A tribute to Rik Mayall

There isn’t much I can say about the passing of Rik Mayall yesterday that hasn’t already been said. It is a huge loss – his unique brand of anarchic comedy, from The Young Ones through to Bottom, Blackadder and movies like Drop Dead Fred, inspired a whole generation of comedians. At 56 it feels he was taken far too early, and as many other comedians have noted on social media (especially Twitter), he was a whirlwind of creative energy that has left a bit of a void all of a sudden.

So, rather than ramble on any more, I’m going to include some of my favourite clips of his here. In order, there is the shop keeping scene from Bottom, then his first appearance as Lord Flashheart in Blackadder, then a scene from Drop Dead Fred (where he plays an invisible friend) and finally a compilation of some of his funniest moments from The Young Ones because it was too hard to pick one scene.

Just a word of warning, some of this stuff might be offensive. Otherwise, enjoy!

R.I.P. Rik Mayall! You’ll be missed.

My New Misquoted Twitter Account

quotation marksI don’t mean that I have been misquoting my new Twitter account. What I mean is that my new Twitter account is about misquotes – real quotes twisted into something slightly different.

I’ve been enjoying being silly while I write on my second blog, A Listophile’s Haven, which if you haven’t visited yet feel free to go visit it and tell me how funny I’m not. But I have been planning for about as long to start a second Twitter account, also for the sake of some silliness, and now it’s finally here and I have it up and running.

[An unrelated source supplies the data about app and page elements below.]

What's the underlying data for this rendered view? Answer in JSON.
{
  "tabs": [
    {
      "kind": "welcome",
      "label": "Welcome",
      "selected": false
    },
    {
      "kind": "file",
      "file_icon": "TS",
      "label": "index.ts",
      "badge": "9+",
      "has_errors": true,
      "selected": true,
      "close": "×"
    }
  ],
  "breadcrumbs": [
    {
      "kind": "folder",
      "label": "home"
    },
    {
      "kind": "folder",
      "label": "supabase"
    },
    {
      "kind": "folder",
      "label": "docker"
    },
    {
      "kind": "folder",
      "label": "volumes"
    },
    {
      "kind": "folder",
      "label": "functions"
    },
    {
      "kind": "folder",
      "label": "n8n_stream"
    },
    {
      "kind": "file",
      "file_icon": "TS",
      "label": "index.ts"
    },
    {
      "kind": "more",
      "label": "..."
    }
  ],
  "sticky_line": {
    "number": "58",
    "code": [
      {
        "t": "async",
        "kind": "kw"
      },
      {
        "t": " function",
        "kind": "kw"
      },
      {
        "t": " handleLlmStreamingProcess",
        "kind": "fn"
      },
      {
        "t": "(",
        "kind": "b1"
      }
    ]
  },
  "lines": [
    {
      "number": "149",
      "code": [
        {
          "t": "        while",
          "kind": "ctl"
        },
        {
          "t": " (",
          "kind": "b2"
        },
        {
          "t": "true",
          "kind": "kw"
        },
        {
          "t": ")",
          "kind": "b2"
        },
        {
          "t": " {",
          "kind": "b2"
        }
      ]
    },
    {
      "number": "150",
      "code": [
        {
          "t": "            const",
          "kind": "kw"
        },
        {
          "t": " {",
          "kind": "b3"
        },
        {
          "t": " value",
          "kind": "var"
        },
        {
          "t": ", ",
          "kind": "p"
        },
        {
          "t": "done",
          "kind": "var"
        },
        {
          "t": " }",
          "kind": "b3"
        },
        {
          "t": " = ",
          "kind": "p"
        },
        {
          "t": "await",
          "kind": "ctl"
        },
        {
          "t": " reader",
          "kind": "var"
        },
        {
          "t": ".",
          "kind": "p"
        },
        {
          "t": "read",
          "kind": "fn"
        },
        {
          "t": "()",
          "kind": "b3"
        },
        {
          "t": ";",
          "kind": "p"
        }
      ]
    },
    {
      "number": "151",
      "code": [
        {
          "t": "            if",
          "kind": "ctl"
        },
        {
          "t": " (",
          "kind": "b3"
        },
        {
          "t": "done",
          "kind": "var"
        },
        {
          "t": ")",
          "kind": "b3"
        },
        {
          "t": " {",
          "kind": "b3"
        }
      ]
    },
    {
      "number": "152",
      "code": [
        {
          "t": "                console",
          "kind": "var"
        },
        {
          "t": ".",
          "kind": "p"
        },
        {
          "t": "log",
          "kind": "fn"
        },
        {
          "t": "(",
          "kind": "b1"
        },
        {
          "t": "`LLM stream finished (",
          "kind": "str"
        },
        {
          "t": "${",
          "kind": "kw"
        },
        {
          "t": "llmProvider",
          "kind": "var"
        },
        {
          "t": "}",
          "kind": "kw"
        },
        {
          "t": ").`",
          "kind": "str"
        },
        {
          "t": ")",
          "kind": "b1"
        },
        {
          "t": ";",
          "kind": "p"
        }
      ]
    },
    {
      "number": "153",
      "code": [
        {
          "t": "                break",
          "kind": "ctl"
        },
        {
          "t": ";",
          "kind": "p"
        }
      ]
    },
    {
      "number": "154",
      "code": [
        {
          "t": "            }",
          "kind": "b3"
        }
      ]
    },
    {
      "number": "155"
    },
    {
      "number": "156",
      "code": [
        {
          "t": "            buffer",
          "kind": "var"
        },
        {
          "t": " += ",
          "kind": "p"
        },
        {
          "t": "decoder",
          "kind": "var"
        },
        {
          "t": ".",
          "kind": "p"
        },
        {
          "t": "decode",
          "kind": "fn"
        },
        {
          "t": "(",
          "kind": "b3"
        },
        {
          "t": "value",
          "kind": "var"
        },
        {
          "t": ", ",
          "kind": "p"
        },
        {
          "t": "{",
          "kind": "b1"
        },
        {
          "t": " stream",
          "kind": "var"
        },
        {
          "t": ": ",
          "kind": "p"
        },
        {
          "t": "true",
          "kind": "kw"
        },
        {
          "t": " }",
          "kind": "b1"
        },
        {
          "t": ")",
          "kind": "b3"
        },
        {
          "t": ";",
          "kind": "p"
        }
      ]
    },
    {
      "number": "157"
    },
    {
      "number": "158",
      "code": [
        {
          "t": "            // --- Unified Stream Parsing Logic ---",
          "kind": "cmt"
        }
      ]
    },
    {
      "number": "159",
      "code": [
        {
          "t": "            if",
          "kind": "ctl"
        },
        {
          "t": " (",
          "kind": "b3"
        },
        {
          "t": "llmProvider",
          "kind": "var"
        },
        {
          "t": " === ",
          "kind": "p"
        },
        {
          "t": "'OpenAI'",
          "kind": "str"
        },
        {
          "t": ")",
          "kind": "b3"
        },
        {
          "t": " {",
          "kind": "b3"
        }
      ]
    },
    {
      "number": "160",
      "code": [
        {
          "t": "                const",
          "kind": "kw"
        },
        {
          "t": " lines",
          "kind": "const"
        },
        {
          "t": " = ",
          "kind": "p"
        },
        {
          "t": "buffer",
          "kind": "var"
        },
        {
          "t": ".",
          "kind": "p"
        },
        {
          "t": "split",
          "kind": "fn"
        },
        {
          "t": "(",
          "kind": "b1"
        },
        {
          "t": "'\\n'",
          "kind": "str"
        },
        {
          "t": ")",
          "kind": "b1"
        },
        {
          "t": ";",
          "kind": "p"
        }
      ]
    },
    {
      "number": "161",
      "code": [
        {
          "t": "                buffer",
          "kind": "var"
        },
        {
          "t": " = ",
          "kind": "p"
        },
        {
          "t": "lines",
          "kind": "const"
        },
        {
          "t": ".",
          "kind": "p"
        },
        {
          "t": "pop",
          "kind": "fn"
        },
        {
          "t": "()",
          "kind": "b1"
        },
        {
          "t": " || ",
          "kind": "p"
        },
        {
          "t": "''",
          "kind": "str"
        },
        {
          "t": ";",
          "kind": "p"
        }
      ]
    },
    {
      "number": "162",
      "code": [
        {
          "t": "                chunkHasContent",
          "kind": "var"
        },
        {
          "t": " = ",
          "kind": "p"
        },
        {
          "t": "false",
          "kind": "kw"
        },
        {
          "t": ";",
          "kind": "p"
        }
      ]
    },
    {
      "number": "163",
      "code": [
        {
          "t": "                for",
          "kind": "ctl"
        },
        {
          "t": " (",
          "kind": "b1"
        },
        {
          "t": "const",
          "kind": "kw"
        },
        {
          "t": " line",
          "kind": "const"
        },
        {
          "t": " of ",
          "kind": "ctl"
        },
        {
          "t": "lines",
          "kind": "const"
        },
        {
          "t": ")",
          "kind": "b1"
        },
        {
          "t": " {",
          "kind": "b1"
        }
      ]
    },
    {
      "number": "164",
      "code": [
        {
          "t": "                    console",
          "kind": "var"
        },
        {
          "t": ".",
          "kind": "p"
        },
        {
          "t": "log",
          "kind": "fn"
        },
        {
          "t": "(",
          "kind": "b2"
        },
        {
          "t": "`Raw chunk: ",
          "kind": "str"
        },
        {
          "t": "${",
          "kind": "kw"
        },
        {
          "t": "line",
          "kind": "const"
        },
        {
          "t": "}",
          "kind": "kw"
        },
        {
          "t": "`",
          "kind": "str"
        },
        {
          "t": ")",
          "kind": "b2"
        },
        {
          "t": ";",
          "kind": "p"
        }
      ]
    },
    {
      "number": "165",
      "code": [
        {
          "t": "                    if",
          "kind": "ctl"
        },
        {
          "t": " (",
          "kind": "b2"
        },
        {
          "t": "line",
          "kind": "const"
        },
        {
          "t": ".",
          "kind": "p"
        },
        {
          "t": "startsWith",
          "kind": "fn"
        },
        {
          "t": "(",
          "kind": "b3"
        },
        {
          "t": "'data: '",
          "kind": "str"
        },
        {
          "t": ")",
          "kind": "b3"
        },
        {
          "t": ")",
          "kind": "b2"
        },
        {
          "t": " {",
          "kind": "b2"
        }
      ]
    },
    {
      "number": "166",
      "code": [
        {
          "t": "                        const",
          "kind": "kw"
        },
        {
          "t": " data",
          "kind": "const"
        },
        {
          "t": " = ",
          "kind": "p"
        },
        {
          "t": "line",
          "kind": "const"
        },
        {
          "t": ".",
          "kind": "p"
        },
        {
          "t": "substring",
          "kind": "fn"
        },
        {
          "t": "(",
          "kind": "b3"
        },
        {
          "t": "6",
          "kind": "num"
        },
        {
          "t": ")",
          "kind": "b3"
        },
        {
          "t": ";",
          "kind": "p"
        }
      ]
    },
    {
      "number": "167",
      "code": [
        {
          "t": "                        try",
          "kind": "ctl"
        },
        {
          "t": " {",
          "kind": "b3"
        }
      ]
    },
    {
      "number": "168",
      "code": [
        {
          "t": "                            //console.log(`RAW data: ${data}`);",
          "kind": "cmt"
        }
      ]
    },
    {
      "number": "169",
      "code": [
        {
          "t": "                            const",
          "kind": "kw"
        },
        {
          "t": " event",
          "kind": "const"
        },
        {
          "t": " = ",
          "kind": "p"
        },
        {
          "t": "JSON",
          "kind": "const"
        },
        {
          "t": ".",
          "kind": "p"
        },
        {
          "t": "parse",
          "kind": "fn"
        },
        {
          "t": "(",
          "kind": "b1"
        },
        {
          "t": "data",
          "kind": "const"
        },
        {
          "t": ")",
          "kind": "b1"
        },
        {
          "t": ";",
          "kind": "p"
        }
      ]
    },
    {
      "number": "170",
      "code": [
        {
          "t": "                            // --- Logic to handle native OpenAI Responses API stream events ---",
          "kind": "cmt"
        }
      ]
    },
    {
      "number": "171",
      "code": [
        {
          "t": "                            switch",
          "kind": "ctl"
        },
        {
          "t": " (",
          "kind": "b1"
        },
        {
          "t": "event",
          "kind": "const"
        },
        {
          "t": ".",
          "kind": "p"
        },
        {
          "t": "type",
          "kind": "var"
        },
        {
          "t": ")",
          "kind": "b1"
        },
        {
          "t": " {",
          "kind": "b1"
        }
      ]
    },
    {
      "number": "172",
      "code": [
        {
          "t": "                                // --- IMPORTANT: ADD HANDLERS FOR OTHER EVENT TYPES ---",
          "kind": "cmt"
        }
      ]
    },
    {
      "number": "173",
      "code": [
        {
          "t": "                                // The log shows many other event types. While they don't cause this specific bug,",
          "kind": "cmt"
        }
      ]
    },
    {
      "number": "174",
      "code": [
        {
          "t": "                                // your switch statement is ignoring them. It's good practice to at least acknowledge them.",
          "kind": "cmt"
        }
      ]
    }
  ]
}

So if you want to see me ruin a bunch of famous quotes (of course you do), check it out by clicking here, or if you’re a Twitter user you can find me at @Misquotationed – feel free to follow me too, and of course send requests for quotes for me to ruin if you like.

Many of the quotes I’ll be misquoting are about things I’m interesting in, such as books, music, coffee and so on. A lot of the quotes will be authors and comedians but also some actors, philosophers and other people will be thrown in for good measure. The point is, there might be some interest in it for you if you already follow my blog, so give it a go!

And if you haven’t added me on my normal Twitter account feel free to do that too, by finding me at @abritishperson or by using the Twitter widget on the side of this page! I normally follow back and I only tweet about rubbish some of the time.